Return every line in the entries below where the word "title" shows up.
[Records provided — start]
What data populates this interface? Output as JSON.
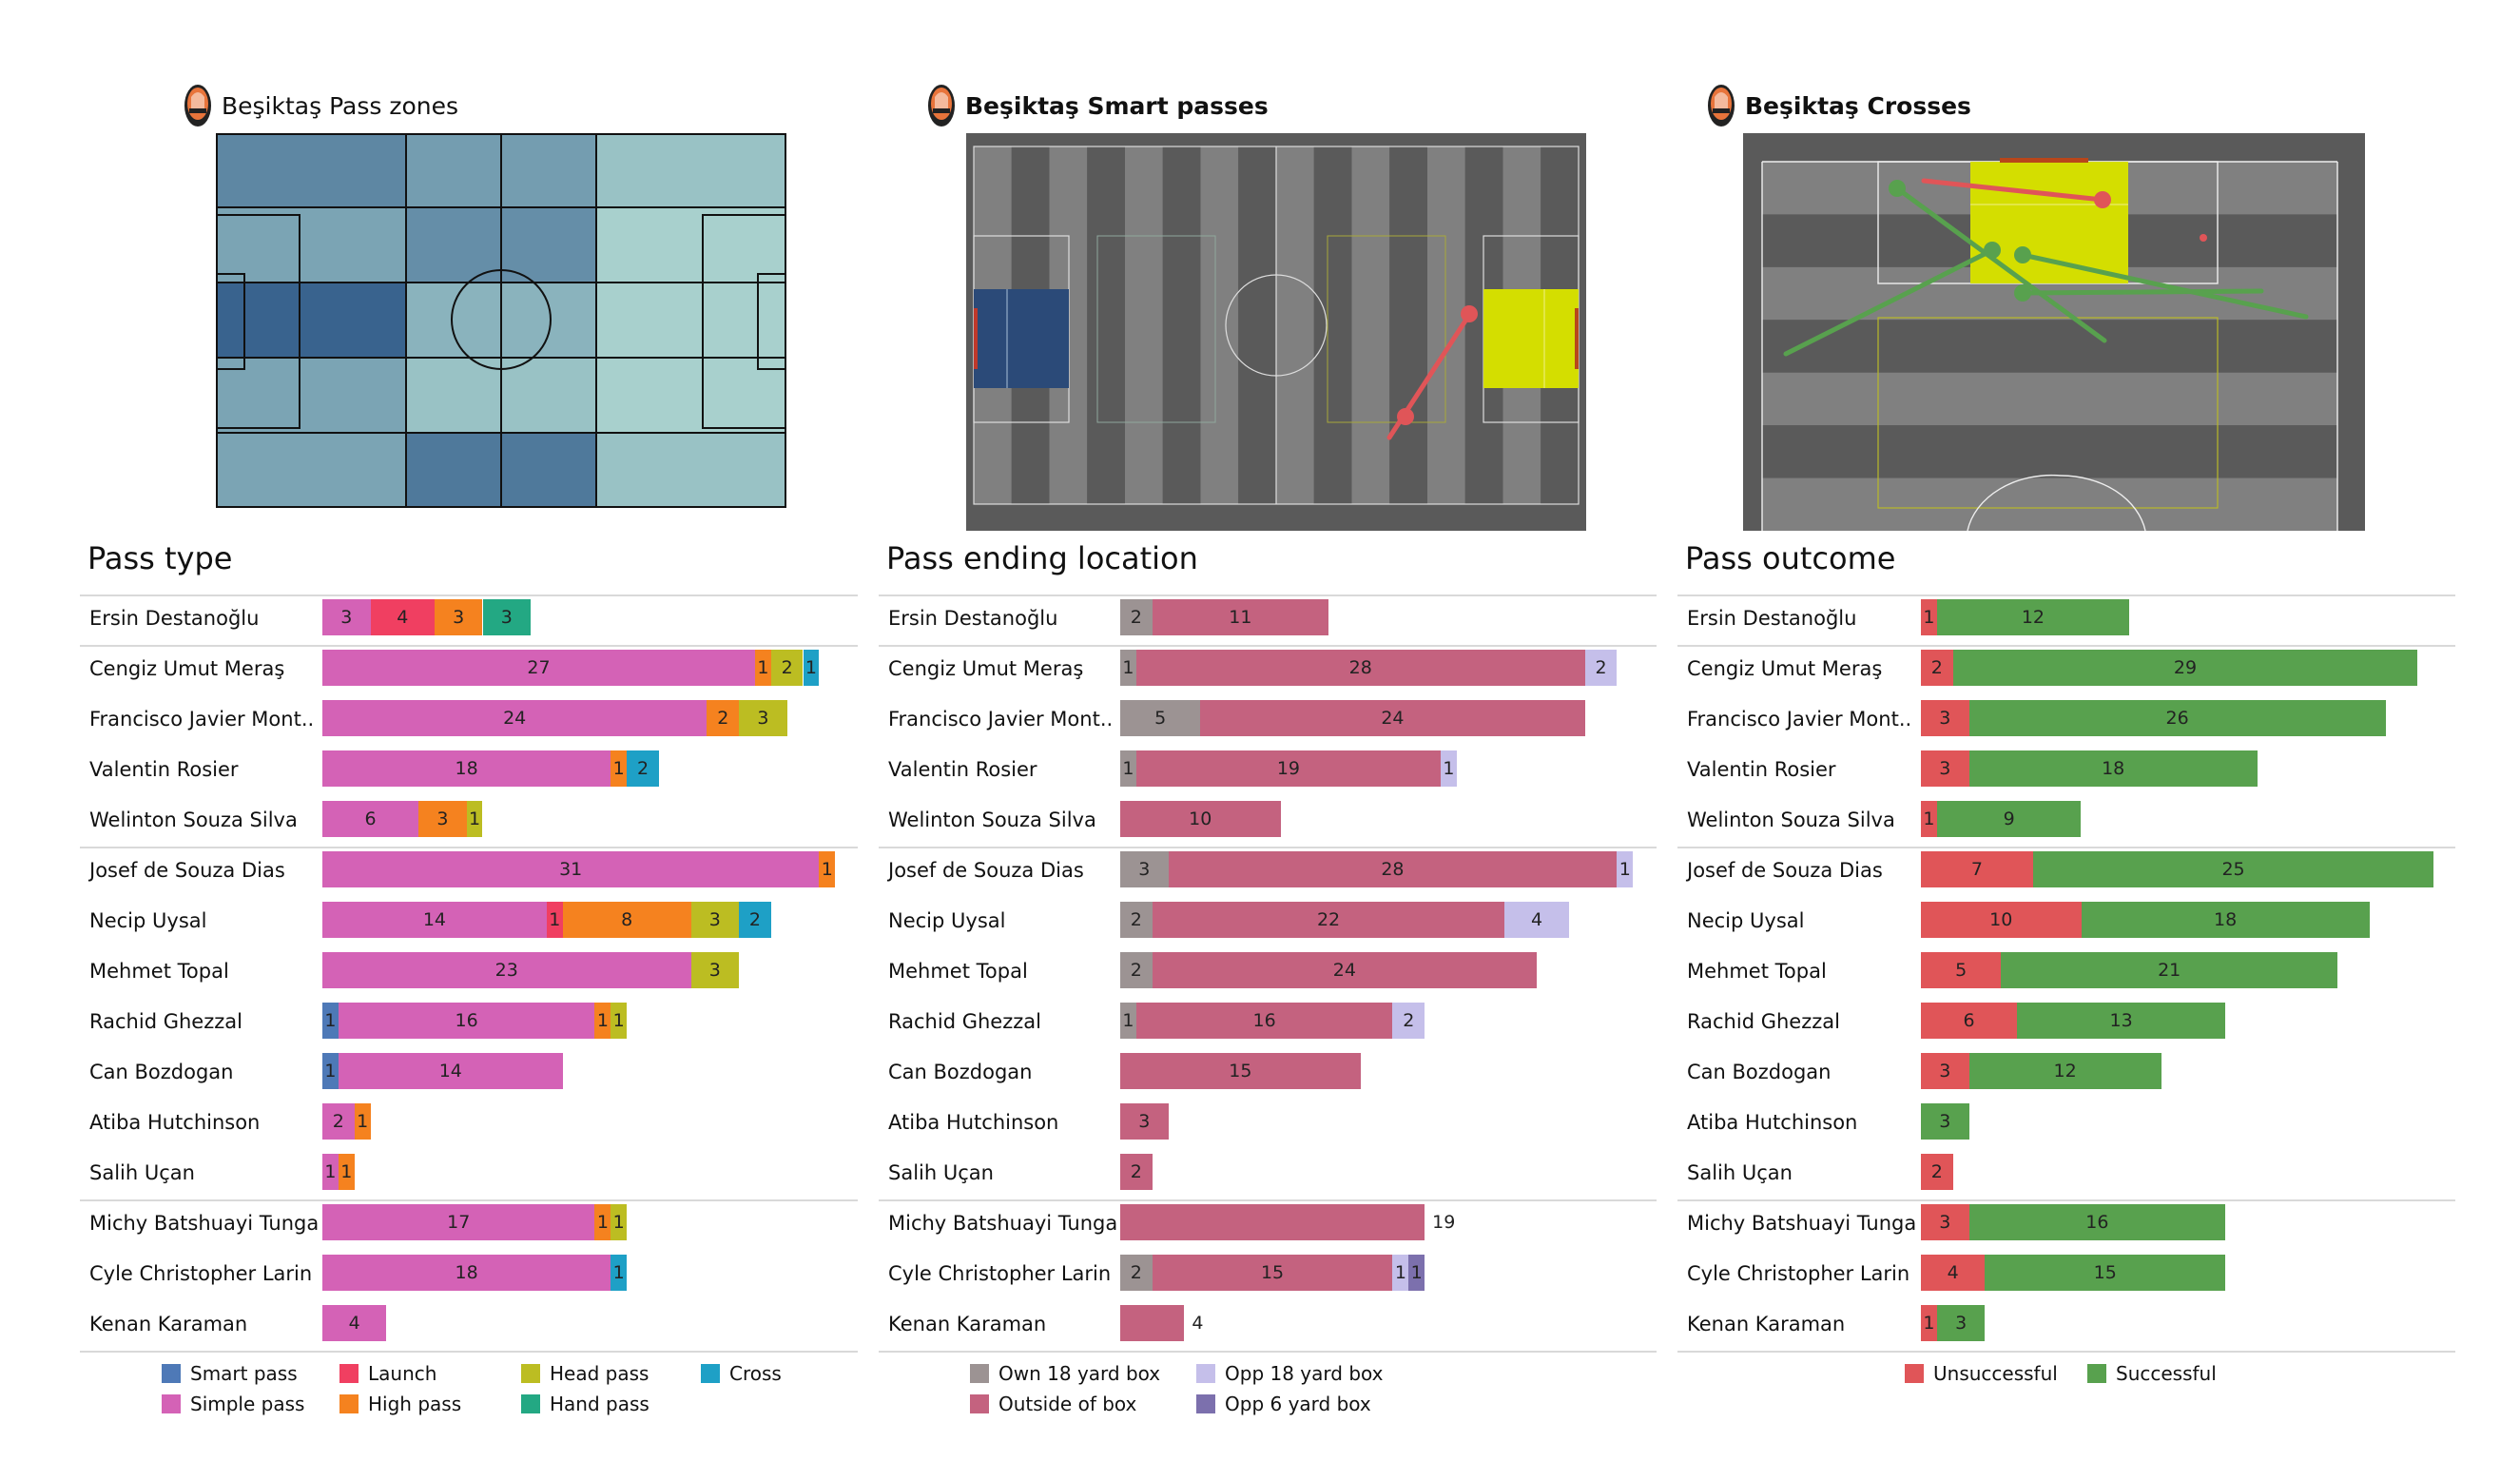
{
  "panels": {
    "pass_zones": {
      "title": "Beşiktaş Pass zones"
    },
    "smart_passes": {
      "title": "Beşiktaş Smart passes"
    },
    "crosses": {
      "title": "Beşiktaş Crosses"
    }
  },
  "colors": {
    "smart_pass": "#4e79b7",
    "simple_pass": "#d462b6",
    "launch": "#f03f61",
    "high_pass": "#f5821f",
    "head_pass": "#bcbd22",
    "hand_pass": "#23a883",
    "cross": "#1ea0c6",
    "own_18": "#9c9393",
    "outside_box": "#c4627f",
    "opp_18": "#c5bfea",
    "opp_6": "#7c70ad",
    "unsuccessful": "#e05558",
    "successful": "#58a14e"
  },
  "chart_data": [
    {
      "type": "heatmap",
      "title": "Beşiktaş Pass zones",
      "grid": {
        "columns": [
          "0-33",
          "33-50",
          "50-67",
          "67-100"
        ],
        "rows": [
          "top",
          "upper-mid",
          "centre",
          "lower-mid",
          "bottom"
        ],
        "intensity": [
          [
            0.65,
            0.5,
            0.5,
            0.25
          ],
          [
            0.45,
            0.6,
            0.6,
            0.15
          ],
          [
            0.9,
            0.35,
            0.35,
            0.15
          ],
          [
            0.45,
            0.25,
            0.25,
            0.15
          ],
          [
            0.45,
            0.75,
            0.75,
            0.25
          ]
        ],
        "note": "relative pass density, darker = more passes"
      }
    },
    {
      "type": "scatter",
      "title": "Beşiktaş Smart passes",
      "passes": [
        {
          "start": [
            75,
            24
          ],
          "end": [
            81,
            43
          ],
          "outcome": "unsuccessful"
        }
      ],
      "highlight_zones": [
        {
          "zone": "own 6-yard/18 area",
          "color": "#2e4e7e"
        },
        {
          "zone": "opponent box",
          "color": "#d4de00"
        }
      ]
    },
    {
      "type": "scatter",
      "title": "Beşiktaş Crosses",
      "passes": [
        {
          "start": [
            97,
            38
          ],
          "end": [
            95,
            58
          ],
          "outcome": "unsuccessful"
        },
        {
          "start": [
            96,
            25
          ],
          "end": [
            91,
            44
          ],
          "outcome": "successful"
        },
        {
          "start": [
            88,
            15
          ],
          "end": [
            97,
            28
          ],
          "outcome": "successful"
        },
        {
          "start": [
            92,
            70
          ],
          "end": [
            94,
            49
          ],
          "outcome": "successful"
        },
        {
          "start": [
            88,
            74
          ],
          "end": [
            91,
            53
          ],
          "outcome": "successful"
        },
        {
          "start": [
            88,
            67
          ],
          "end": [
            94,
            52
          ],
          "outcome": "successful"
        },
        {
          "start": [
            93,
            84
          ],
          "end": [
            93,
            84
          ],
          "outcome": "unsuccessful"
        }
      ]
    },
    {
      "type": "bar",
      "title": "Pass type",
      "stacked": true,
      "orientation": "horizontal",
      "categories": [
        "Ersin Destanoğlu",
        "Cengiz Umut Meraş",
        "Francisco Javier Mont..",
        "Valentin Rosier",
        "Welinton Souza Silva",
        "Josef de Souza Dias",
        "Necip Uysal",
        "Mehmet Topal",
        "Rachid Ghezzal",
        "Can Bozdogan",
        "Atiba Hutchinson",
        "Salih Uçan",
        "Michy Batshuayi Tunga",
        "Cyle Christopher Larin",
        "Kenan Karaman"
      ],
      "series": [
        {
          "name": "Smart pass",
          "key": "smart_pass",
          "values": [
            0,
            0,
            0,
            0,
            0,
            0,
            0,
            0,
            1,
            1,
            0,
            0,
            0,
            0,
            0
          ]
        },
        {
          "name": "Simple pass",
          "key": "simple_pass",
          "values": [
            3,
            27,
            24,
            18,
            6,
            31,
            14,
            23,
            16,
            14,
            2,
            1,
            17,
            18,
            4
          ]
        },
        {
          "name": "Launch",
          "key": "launch",
          "values": [
            4,
            0,
            0,
            0,
            0,
            0,
            1,
            0,
            0,
            0,
            0,
            0,
            0,
            0,
            0
          ]
        },
        {
          "name": "High pass",
          "key": "high_pass",
          "values": [
            3,
            1,
            2,
            1,
            3,
            1,
            8,
            0,
            1,
            0,
            1,
            1,
            1,
            0,
            0
          ]
        },
        {
          "name": "Head pass",
          "key": "head_pass",
          "values": [
            0,
            2,
            3,
            0,
            1,
            0,
            3,
            3,
            1,
            0,
            0,
            0,
            1,
            0,
            0
          ]
        },
        {
          "name": "Hand pass",
          "key": "hand_pass",
          "values": [
            3,
            0,
            0,
            0,
            0,
            0,
            0,
            0,
            0,
            0,
            0,
            0,
            0,
            0,
            0
          ]
        },
        {
          "name": "Cross",
          "key": "cross",
          "values": [
            0,
            1,
            0,
            2,
            0,
            0,
            2,
            0,
            0,
            0,
            0,
            0,
            0,
            1,
            0
          ]
        }
      ],
      "legend": [
        {
          "label": "Smart pass",
          "key": "smart_pass"
        },
        {
          "label": "Launch",
          "key": "launch"
        },
        {
          "label": "Head pass",
          "key": "head_pass"
        },
        {
          "label": "Cross",
          "key": "cross"
        },
        {
          "label": "Simple pass",
          "key": "simple_pass"
        },
        {
          "label": "High pass",
          "key": "high_pass"
        },
        {
          "label": "Hand pass",
          "key": "hand_pass"
        }
      ],
      "groups_after_rows": [
        0,
        4,
        11
      ]
    },
    {
      "type": "bar",
      "title": "Pass ending location",
      "stacked": true,
      "orientation": "horizontal",
      "categories": [
        "Ersin Destanoğlu",
        "Cengiz Umut Meraş",
        "Francisco Javier Mont..",
        "Valentin Rosier",
        "Welinton Souza Silva",
        "Josef de Souza Dias",
        "Necip Uysal",
        "Mehmet Topal",
        "Rachid Ghezzal",
        "Can Bozdogan",
        "Atiba Hutchinson",
        "Salih Uçan",
        "Michy Batshuayi Tunga",
        "Cyle Christopher Larin",
        "Kenan Karaman"
      ],
      "series": [
        {
          "name": "Own 18 yard box",
          "key": "own_18",
          "values": [
            2,
            1,
            5,
            1,
            0,
            3,
            2,
            2,
            1,
            0,
            0,
            0,
            0,
            2,
            0
          ]
        },
        {
          "name": "Outside of box",
          "key": "outside_box",
          "values": [
            11,
            28,
            24,
            19,
            10,
            28,
            22,
            24,
            16,
            15,
            3,
            2,
            19,
            15,
            4
          ]
        },
        {
          "name": "Opp 18 yard box",
          "key": "opp_18",
          "values": [
            0,
            2,
            0,
            1,
            0,
            1,
            4,
            0,
            2,
            0,
            0,
            0,
            0,
            1,
            0
          ]
        },
        {
          "name": "Opp 6 yard box",
          "key": "opp_6",
          "values": [
            0,
            0,
            0,
            0,
            0,
            0,
            0,
            0,
            0,
            0,
            0,
            0,
            0,
            1,
            0
          ]
        }
      ],
      "outside_labels": [
        null,
        null,
        null,
        null,
        null,
        null,
        null,
        null,
        null,
        null,
        null,
        null,
        "19",
        null,
        "4"
      ],
      "legend": [
        {
          "label": "Own 18 yard box",
          "key": "own_18"
        },
        {
          "label": "Opp 18 yard box",
          "key": "opp_18"
        },
        {
          "label": "Outside of box",
          "key": "outside_box"
        },
        {
          "label": "Opp 6 yard box",
          "key": "opp_6"
        }
      ],
      "groups_after_rows": [
        0,
        4,
        11
      ]
    },
    {
      "type": "bar",
      "title": "Pass outcome",
      "stacked": true,
      "orientation": "horizontal",
      "categories": [
        "Ersin Destanoğlu",
        "Cengiz Umut Meraş",
        "Francisco Javier Mont..",
        "Valentin Rosier",
        "Welinton Souza Silva",
        "Josef de Souza Dias",
        "Necip Uysal",
        "Mehmet Topal",
        "Rachid Ghezzal",
        "Can Bozdogan",
        "Atiba Hutchinson",
        "Salih Uçan",
        "Michy Batshuayi Tunga",
        "Cyle Christopher Larin",
        "Kenan Karaman"
      ],
      "series": [
        {
          "name": "Unsuccessful",
          "key": "unsuccessful",
          "values": [
            1,
            2,
            3,
            3,
            1,
            7,
            10,
            5,
            6,
            3,
            0,
            2,
            3,
            4,
            1
          ]
        },
        {
          "name": "Successful",
          "key": "successful",
          "values": [
            12,
            29,
            26,
            18,
            9,
            25,
            18,
            21,
            13,
            12,
            3,
            0,
            16,
            15,
            3
          ]
        }
      ],
      "legend": [
        {
          "label": "Unsuccessful",
          "key": "unsuccessful"
        },
        {
          "label": "Successful",
          "key": "successful"
        }
      ],
      "groups_after_rows": [
        0,
        4,
        11
      ]
    }
  ]
}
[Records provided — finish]
Solution to this task:
      "title": "Beşiktaş Pass zones"
      "title": "Beşiktaş Smart passes"
      "title": "Beşiktaş Crosses"
      "title": "Beşiktaş Pass zones",
      "title": "Beşiktaş Smart passes",
      "title": "Beşiktaş Crosses",
      "title": "Pass type",
      "title": "Pass ending location",
      "title": "Pass outcome",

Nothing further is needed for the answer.